It's important that my white evangelical brothers and sisters not let Sean Hannity and Rush Limbaugh give the proper perspective on seeing this issue. Jesus had the ability in scripture of seeing the world from the vantage point of the child, the woman, the Samaritan, and the poor. Why are some evangelical conservatives only willing to see this from the vantage point of the police officer? I know that Dr. Gates isn't poor, but he does represent the historically marginalized in our nation.
I highly recommend that you read Pastor Efrem's full post, which includes his own compelling and exasperating addition to the litany of incidents of racial injustice that our brothers and sisters of color experience on a consistent basis in this country.
And last but certainly not least, I'm increasingly indebted to the consistent and thorough legal analysis of Alan Bean of Friends of Justice, who wrote our first post on the story (which has generated a lot of comments), as well as a follow-up post that gets to one of the key elements in this controversy--the debate among law enforcement officers about how police training and culture exacerbated the situation:
Not surprisingly, there is little consensus among police officers on the thick-skin vs. zero tolerance question.
An LAPD officer is unimpressed with Crowley's approach: "Whether we're giving them a ticket or responding to some conflict between a husband and wife, we're not dealing with people at their best, and if you don't have a tough skin, then you shouldn't be a cop."
A New York detective disagrees: "We pay these officers to risk their lives every day. We're taught that officers should have a thicker skin and be a little immune to some comments. But not to the point where you are abused in public. You don't get paid to be publicly abused. There are laws that protect against that."
Bean's own blog includes testimony by Reginal Lyles, a 30-year veteran African-American police captain, offering his take as an officer of the law:
Dr. Gates, while attempting to get the name of the investigating officer, was baited to come onto his own porch. Ah ha! Once Dr. Gates was on his porch he was not in his home but, in theory, in a public area where he could be arrested for disorderly conduct.
You see how totally disengenous the police officers were acting? How do you act disorderly in your own home? How do you disturb the peace in the middle of the day? According to the police officer, Dr. Gates was not disturbing the peace of the community, he disturbed the peace of that particular police officer. Who in the neighborhood complained of disorderly conduct or of their peace being disturbed? No one!
Fortunately, the law doesn't have a statute on insulting a police officer. A police officer's peace cannot be disturbed. That is why the case was immediately dropped.
In addition to writing his own blog, Ed Gilbreath is the Editorial Director for UrbanFaith.com that yesterday posted a piece where Jimmy McGee cites how Gates ignored the sad-but-true home training I've heard about from black friends since high school:

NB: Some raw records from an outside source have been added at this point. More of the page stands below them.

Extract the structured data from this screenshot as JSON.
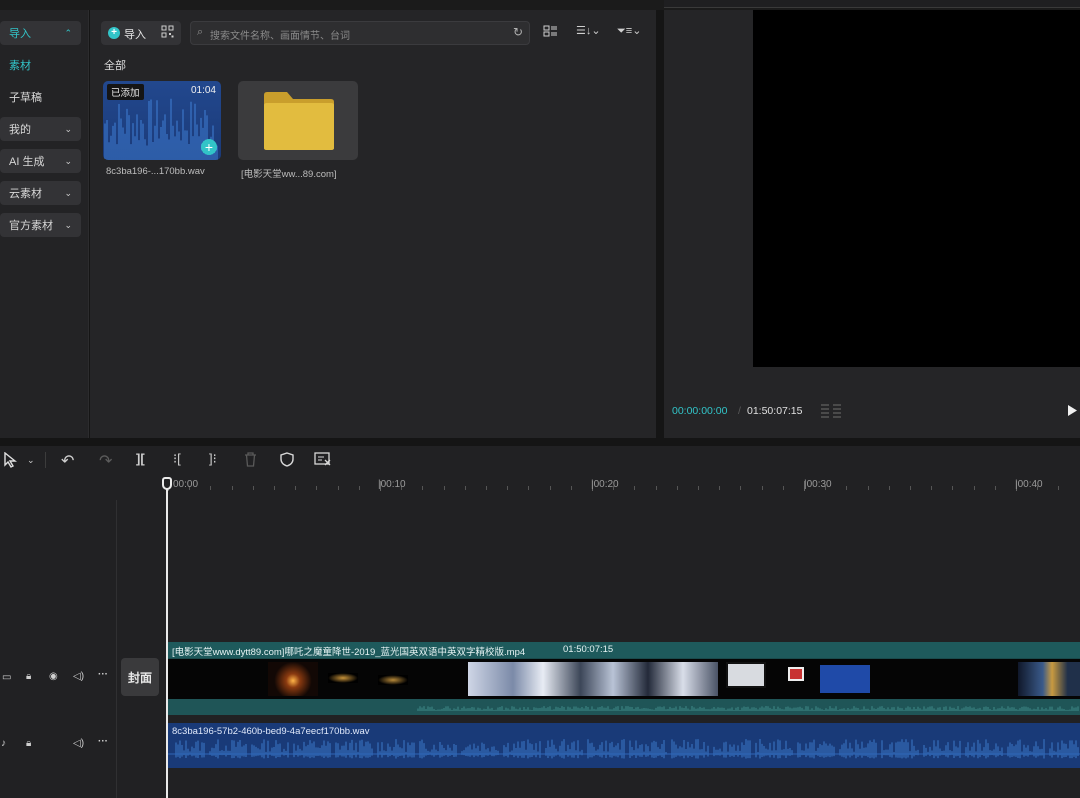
{
  "nav": {
    "items": [
      {
        "label": "导入",
        "chevron": "⌃",
        "active": true
      },
      {
        "label": "素材",
        "chevron": "",
        "active": true
      },
      {
        "label": "子草稿",
        "chevron": ""
      },
      {
        "label": "我的",
        "chevron": "⌄"
      },
      {
        "label": "AI 生成",
        "chevron": "⌄"
      },
      {
        "label": "云素材",
        "chevron": "⌄"
      },
      {
        "label": "官方素材",
        "chevron": "⌄"
      }
    ]
  },
  "media": {
    "import_label": "导入",
    "search_placeholder": "搜索文件名称、画面情节、台词",
    "section_title": "全部",
    "audio_item": {
      "badge": "已添加",
      "duration": "01:04",
      "name": "8c3ba196-...170bb.wav"
    },
    "folder_item": {
      "name": "[电影天堂ww...89.com]"
    }
  },
  "preview": {
    "current_time": "00:00:00:00",
    "total_time": "01:50:07:15"
  },
  "timeline": {
    "ruler_labels": [
      "00:00",
      "|00:10",
      "|00:20",
      "|00:30",
      "|00:40"
    ],
    "cover_label": "封面",
    "video_clip": {
      "title": "[电影天堂www.dytt89.com]哪吒之魔童降世-2019_蓝光国英双语中英双字精校版.mp4",
      "duration": "01:50:07:15"
    },
    "audio_clip": {
      "title": "8c3ba196-57b2-460b-bed9-4a7eecf170bb.wav"
    }
  },
  "colors": {
    "accent": "#32c4c8",
    "audio_clip": "#193a78",
    "video_clip": "#1a4a4c",
    "folder": "#e2bc3f"
  }
}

The truth is, no black man I know would risk engaging the police, in their home or any place else, to the level Prof. Gates did for fear of the possible outcome. I have taught my sons, and they have seen, how a black man should relate to the police nonverbally and verbally, so as to avoid the results Prof. Gates got or an even worse consequence.
And finally (for today at least), UrbanFaith.com also linked to an AP story that creatively synthesizes Gates' account of what took place and the conflicting police report by Officer Crowley. That article is worth reading, but if you haven't read each man's account in their entirety side-by-side, I encourage you to do so. And once you've read each man's version of "the facts," should you find yourself discussing this case with friends, learn from Gates' and Crowley's cautionary example: Do your best to listen, and take Pastor Efrem's challenge to listen as Jesus would.
Ryan Rodrick Beiler is the Web Editor for Sojourners.